in keeping. In the most graceful and varied similes is expressed the rushing of the stream, the murmuring of the brook, the depth and darkness of the forest shades, and the warbling of the birds; and in the midst of a torrent of Eastern imagery, the quiet and faithful observation of nature takes us by surprise. The language is rich to overflowing in similes, play upon words, proverbs and rimes, which our language is for the most part incapable of rendering; and we may notice here a peculiarity in these tales (which they share with all good ones of a similar character), namely a continual recurrence, in the important and descriptive parts of the narrative, of simple but inimitable rimes, which give animation to the narrator and fix the attention of the listener. Thus in Peruonto,—'Damme passe e ffico se vuoje che te lo ddico;' and in Cenerentola, 'Spoglia a te, e vieste a me.'"
Extravagant as Basile’s language and imagery are, we must recollect that a puerile fondness for concetti was characteristic of his age, in which the Italian language was in its decline. Few withstood the prevalent perverted taste, and the writings of Guarini, Testi, Chiabrera and Pascali are but partial exceptions. Basile however can scarcely be reproached with the bad taste of the Seicentisti, for the very excess of his conceits is their justification.

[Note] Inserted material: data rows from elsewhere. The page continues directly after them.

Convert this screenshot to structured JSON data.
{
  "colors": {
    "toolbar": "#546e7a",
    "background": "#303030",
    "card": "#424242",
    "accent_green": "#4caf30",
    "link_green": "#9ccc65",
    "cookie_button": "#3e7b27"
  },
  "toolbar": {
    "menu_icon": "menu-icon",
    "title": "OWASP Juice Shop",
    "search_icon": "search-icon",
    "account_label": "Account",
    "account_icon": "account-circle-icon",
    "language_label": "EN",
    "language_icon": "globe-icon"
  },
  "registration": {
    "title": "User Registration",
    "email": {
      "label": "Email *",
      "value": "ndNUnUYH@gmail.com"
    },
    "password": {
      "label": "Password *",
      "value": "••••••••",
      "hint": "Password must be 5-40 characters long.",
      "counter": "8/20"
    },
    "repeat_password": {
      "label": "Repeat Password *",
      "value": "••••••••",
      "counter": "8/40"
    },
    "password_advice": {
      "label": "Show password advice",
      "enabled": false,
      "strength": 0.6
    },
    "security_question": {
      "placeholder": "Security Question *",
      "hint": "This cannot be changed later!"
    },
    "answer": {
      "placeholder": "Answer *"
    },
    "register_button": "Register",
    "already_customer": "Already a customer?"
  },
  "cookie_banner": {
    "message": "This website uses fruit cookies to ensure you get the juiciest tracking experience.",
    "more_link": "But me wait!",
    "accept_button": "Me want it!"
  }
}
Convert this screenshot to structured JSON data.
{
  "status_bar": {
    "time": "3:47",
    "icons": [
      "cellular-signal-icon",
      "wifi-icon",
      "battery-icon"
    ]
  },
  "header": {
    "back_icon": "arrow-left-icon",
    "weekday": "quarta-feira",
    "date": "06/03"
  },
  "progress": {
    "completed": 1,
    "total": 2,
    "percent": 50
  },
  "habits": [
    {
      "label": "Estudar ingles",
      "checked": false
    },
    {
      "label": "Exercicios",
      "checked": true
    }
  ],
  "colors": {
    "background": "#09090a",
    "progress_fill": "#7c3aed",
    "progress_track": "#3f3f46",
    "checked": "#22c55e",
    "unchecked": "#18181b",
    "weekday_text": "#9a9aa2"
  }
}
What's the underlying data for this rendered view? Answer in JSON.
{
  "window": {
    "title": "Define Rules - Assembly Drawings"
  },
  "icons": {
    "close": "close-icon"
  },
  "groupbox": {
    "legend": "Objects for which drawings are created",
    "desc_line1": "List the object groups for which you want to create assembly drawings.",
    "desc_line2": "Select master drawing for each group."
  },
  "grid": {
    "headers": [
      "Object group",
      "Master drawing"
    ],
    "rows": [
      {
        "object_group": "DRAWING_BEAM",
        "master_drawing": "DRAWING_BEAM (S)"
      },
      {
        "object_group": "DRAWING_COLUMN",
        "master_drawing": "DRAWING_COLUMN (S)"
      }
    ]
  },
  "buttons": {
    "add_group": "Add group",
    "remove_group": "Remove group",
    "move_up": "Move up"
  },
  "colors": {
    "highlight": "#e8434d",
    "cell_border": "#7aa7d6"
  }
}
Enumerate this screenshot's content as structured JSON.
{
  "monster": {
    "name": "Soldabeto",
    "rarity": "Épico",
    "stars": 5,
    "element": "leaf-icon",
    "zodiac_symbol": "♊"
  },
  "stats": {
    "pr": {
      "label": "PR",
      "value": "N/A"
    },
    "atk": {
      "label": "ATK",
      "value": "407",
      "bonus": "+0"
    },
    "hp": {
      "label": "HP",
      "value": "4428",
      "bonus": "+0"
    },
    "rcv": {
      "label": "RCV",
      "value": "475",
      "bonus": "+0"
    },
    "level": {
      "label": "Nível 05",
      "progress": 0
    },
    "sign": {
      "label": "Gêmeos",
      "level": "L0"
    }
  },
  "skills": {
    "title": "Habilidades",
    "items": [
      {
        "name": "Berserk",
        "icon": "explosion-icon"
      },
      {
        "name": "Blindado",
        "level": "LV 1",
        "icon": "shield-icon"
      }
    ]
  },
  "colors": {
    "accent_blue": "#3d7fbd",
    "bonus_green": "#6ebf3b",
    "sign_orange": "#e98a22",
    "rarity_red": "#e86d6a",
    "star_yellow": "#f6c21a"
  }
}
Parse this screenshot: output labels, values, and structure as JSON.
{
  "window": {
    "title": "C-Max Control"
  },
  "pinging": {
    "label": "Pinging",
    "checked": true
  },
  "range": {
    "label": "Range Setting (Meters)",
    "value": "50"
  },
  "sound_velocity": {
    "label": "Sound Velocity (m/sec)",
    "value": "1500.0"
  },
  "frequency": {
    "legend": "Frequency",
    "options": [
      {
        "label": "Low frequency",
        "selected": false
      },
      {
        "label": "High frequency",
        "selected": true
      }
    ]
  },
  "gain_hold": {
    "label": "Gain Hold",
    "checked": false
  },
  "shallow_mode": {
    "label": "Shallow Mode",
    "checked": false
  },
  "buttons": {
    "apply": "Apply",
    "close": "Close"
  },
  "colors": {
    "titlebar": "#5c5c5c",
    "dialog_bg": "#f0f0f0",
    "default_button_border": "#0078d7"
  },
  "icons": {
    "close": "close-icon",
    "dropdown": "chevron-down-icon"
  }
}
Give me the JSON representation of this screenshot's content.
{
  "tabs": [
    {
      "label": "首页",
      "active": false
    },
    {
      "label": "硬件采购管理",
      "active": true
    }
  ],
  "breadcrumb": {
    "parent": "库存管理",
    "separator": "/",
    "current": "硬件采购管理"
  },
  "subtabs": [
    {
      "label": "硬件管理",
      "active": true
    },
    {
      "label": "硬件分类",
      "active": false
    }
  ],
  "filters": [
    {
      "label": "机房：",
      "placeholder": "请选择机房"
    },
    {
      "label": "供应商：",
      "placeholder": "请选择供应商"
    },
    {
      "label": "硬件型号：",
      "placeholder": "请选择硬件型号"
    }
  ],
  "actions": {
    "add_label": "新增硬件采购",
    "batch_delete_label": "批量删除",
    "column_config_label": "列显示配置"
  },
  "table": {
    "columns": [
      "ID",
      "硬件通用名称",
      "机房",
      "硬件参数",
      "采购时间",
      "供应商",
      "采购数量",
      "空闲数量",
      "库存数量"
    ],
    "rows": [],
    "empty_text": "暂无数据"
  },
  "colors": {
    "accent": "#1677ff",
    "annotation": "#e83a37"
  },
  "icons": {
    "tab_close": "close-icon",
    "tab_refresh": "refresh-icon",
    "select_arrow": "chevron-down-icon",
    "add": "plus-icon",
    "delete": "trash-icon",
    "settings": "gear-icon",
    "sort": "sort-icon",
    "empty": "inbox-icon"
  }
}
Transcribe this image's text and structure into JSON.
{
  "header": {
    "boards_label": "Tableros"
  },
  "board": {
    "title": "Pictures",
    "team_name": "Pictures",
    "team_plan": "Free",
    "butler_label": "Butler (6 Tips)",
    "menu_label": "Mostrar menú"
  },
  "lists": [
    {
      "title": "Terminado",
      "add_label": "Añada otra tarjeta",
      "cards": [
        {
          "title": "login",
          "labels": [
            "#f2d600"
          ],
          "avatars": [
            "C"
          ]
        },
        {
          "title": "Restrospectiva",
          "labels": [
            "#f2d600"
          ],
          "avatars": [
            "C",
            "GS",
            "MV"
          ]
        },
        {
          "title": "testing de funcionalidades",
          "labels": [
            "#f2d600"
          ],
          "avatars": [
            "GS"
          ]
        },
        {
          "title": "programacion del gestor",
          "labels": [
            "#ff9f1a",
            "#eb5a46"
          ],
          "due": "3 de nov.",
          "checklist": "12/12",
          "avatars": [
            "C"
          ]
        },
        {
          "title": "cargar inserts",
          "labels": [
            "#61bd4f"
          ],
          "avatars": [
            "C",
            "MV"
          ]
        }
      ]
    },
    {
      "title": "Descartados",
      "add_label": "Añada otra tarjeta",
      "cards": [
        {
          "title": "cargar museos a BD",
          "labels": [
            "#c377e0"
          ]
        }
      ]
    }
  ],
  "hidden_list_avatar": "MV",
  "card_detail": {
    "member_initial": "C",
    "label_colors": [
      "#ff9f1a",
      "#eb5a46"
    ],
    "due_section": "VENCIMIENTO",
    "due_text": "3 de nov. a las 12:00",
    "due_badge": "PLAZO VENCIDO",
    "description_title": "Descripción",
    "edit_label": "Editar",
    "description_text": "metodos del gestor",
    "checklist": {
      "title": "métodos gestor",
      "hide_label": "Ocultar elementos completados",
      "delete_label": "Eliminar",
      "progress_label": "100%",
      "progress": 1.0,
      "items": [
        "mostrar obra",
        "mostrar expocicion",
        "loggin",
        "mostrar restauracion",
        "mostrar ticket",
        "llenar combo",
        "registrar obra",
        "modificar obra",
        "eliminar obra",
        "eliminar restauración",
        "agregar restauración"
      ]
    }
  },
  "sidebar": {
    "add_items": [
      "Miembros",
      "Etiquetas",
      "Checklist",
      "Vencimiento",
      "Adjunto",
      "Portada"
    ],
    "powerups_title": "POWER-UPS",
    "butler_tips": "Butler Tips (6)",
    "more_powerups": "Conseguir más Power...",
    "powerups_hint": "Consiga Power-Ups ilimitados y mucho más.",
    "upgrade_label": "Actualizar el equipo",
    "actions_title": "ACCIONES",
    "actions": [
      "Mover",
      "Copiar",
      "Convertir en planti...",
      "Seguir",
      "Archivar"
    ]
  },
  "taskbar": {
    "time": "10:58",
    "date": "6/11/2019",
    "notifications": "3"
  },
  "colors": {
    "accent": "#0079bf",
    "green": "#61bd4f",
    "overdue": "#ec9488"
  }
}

In fact, as the author of Lo Vemaccliio (a Neapolitan critic of the last century) observes, not only are Basile’s images perfectly in the spirit of the Neapolitan people, but he, as well as his friend Cortese, frequently intended, by their pur-